Being mobile in such a fast-paced world can be a very difficult task when you are held back because of certain physical limitations. Being a caregiver to someone who has mobility issues presents a unique set of challenges, but it’s nothing that you can’t overcome with guidance from health care professionals.
Elizz offers the following tips for dealing with mobility problems.
Communicate your intentions
Before transferring an elderly person or someone with physical limitations, you are responsible, as the caregiver, for knowing the objective and the plan of what you are looking to do. It’s always best to communicate with the person in your care about what you need them to do, and how you will help them.
i.e. “Hey dad, I would like to help you sit up now.”
If the person in your care seems to be resisting being moved, try to postpone the task (if possible) until a better time. This shows respect and maturity between you and the one that you care for. It also gives the person in your care a sense of control over what happens to them.
When preparing to transfer or move someone:
- Always spread your feet shoulder-width apart
- Bend your knees
- Use your leg muscles to lower your body

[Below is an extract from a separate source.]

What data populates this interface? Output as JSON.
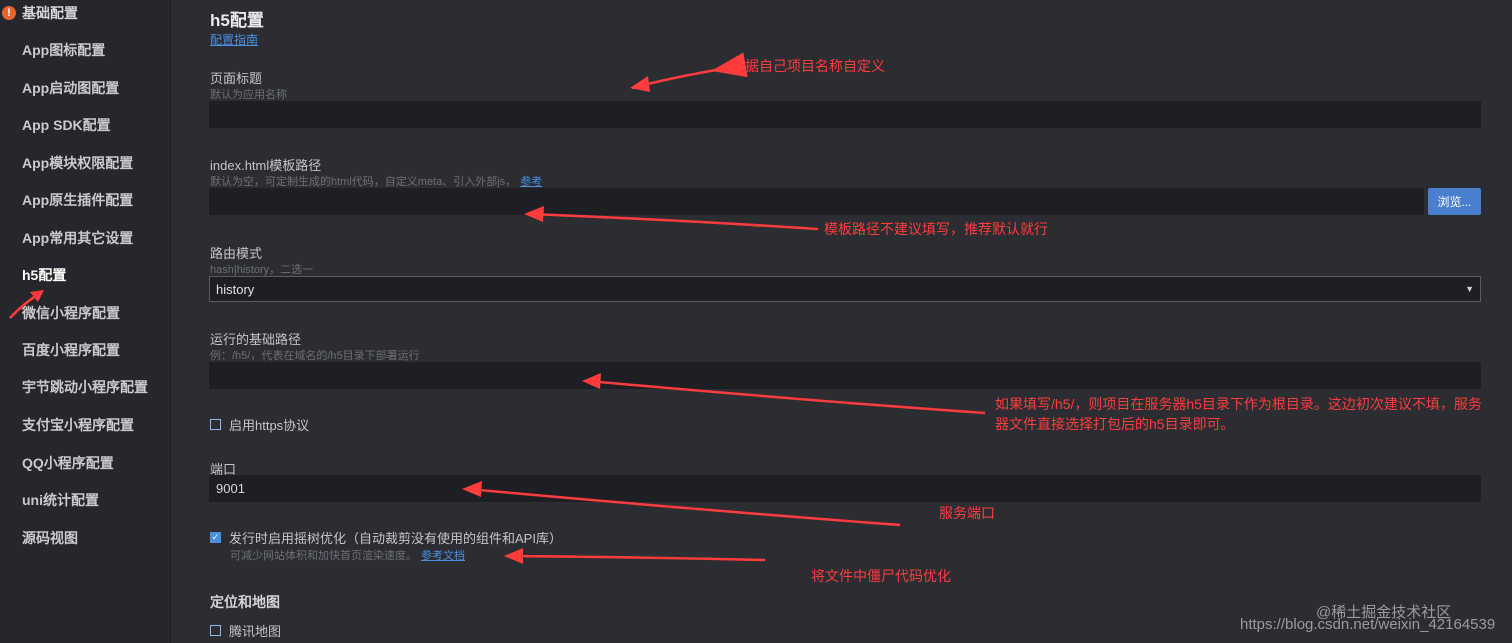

- Try to keep your shoulders and neck muscles relaxed
Whether you are trying to transfer someone or move someone in your care, before assisting a person with mobility issues make sure they are as close to your body as possible. This creates more stability for you, the caregiver, as well as give the person you’re transferring confidence to trust you.
When assisting others remember the following:
- Keep your stomach muscles tight,
- Use your stomach and leg muscles to transfer and move.
- Bend from the hips and knees (This will keep the natural curve in your low back).
- Do not bend from the low back.
Be prepared for unexpected movements. Any transferring or moving should be done slowly, step-by-step.
It’s important to make sure to pause during each step. This is the perfect time to ensure that you and the person with mobility issues are in a safe, stable position before proceeding.
Try to avoid twisting your body. As this can create difficulties for the person you are caring for. Always move your feet with your whole body when turning or pivoting, and re-position to maintain stability.
Get help if you feel you need it
When assisting with mobility, if you cannot transfer or move someone without hurting yourself, get help!
It’s always important to not take on more than you can handle – it’s good to ask for help as opposed to doing something you feel may go wrong and risk injuring yourself or the person in your care.
Whether assisting patients, older adults, or anyone else with mobility issues, always be aware of your own safety as well as theirs.